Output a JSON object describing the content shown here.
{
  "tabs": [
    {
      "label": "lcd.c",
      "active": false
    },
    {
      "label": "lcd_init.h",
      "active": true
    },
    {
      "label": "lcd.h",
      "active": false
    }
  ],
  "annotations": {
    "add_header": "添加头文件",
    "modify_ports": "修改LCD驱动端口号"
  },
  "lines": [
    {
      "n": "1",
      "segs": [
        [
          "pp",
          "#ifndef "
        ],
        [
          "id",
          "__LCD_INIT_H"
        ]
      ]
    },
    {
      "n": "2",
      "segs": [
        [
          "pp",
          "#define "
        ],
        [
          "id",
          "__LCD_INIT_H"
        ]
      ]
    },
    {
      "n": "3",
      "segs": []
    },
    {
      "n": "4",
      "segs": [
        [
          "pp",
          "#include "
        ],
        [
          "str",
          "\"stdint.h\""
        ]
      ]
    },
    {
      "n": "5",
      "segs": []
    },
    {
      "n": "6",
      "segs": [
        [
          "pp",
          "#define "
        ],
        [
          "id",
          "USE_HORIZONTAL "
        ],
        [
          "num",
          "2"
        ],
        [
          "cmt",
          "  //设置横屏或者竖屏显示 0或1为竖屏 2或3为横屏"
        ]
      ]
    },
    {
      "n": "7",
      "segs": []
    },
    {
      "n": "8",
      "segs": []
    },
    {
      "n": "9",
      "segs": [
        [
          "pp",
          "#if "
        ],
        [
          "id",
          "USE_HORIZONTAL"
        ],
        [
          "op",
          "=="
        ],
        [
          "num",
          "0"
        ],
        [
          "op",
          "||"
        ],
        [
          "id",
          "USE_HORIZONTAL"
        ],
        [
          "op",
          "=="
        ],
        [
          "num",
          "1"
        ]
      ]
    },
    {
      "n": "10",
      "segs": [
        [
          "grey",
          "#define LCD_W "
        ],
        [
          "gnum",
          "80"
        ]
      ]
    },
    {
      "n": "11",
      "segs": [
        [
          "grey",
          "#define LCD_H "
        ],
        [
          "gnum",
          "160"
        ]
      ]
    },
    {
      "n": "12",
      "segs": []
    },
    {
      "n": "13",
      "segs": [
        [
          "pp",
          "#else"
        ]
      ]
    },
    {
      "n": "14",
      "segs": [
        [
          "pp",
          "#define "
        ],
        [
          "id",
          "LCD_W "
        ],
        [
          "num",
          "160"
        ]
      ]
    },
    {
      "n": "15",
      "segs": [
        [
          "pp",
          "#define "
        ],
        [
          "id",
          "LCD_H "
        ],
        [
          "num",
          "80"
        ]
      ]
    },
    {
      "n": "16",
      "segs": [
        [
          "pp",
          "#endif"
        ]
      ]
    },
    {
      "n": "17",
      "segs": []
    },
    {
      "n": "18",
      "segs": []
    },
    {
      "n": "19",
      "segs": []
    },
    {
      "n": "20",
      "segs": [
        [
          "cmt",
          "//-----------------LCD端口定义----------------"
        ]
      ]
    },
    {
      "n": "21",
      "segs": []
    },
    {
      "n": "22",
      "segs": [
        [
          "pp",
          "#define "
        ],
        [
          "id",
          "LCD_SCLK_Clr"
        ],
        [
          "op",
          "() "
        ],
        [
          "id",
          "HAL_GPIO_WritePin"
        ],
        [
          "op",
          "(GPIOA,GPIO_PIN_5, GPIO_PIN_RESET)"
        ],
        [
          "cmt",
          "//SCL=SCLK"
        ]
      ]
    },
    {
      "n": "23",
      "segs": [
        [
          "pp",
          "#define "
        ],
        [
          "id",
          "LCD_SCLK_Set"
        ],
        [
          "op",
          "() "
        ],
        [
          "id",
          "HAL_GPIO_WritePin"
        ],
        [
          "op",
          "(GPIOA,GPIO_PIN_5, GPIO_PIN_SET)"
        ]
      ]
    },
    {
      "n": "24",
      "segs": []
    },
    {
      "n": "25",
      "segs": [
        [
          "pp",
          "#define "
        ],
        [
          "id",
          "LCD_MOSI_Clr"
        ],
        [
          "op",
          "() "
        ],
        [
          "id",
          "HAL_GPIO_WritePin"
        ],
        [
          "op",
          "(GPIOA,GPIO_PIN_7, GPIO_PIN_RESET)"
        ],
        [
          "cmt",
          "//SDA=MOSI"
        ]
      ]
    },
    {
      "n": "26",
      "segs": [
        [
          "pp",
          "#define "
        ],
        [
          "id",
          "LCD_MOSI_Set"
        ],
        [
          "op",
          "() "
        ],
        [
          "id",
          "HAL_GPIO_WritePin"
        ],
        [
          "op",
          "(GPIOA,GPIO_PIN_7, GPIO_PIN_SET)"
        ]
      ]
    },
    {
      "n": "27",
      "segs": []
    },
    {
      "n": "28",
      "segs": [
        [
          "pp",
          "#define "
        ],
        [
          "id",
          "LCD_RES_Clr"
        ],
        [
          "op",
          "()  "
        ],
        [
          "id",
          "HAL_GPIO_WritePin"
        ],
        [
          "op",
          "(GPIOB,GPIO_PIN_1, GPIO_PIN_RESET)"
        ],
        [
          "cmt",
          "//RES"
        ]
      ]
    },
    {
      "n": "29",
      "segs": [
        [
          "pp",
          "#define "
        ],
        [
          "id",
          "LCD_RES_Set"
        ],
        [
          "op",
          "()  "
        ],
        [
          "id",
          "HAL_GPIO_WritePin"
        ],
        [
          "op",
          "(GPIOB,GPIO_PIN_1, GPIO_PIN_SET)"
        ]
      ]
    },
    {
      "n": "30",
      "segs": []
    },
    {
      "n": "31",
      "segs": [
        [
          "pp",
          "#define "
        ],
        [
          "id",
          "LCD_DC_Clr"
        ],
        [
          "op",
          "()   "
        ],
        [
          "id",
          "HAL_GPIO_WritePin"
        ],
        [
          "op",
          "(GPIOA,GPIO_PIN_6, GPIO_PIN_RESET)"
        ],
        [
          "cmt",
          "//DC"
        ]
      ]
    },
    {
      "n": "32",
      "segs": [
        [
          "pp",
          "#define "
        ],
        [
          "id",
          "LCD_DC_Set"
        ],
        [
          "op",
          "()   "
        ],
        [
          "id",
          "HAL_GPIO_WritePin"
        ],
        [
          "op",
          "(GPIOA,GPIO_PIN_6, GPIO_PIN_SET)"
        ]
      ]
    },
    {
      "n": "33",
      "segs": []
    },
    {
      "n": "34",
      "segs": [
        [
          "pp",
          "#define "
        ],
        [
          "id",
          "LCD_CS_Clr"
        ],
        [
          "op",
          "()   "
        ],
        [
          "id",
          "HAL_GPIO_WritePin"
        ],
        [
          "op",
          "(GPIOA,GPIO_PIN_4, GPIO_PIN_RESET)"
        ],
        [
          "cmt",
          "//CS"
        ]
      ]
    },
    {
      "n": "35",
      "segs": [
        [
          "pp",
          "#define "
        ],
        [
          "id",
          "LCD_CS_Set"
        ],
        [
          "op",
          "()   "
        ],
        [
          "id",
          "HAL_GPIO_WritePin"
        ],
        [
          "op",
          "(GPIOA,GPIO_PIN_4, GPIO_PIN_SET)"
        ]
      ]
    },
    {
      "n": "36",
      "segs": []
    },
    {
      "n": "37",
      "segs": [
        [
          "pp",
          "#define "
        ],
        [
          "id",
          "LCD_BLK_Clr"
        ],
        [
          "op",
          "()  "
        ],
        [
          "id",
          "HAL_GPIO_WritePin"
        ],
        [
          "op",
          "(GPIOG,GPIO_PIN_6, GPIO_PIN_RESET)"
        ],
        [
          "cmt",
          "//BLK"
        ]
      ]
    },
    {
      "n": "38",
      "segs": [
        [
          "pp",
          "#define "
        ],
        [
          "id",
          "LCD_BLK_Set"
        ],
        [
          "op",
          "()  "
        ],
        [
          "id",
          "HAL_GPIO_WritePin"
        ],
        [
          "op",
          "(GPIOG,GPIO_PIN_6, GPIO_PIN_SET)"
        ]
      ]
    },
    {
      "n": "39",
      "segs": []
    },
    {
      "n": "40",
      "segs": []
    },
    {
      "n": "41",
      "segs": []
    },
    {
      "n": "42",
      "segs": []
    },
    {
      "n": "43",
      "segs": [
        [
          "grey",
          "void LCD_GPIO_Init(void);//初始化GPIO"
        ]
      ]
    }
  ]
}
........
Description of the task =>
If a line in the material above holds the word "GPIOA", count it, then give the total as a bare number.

Solved problem =>
8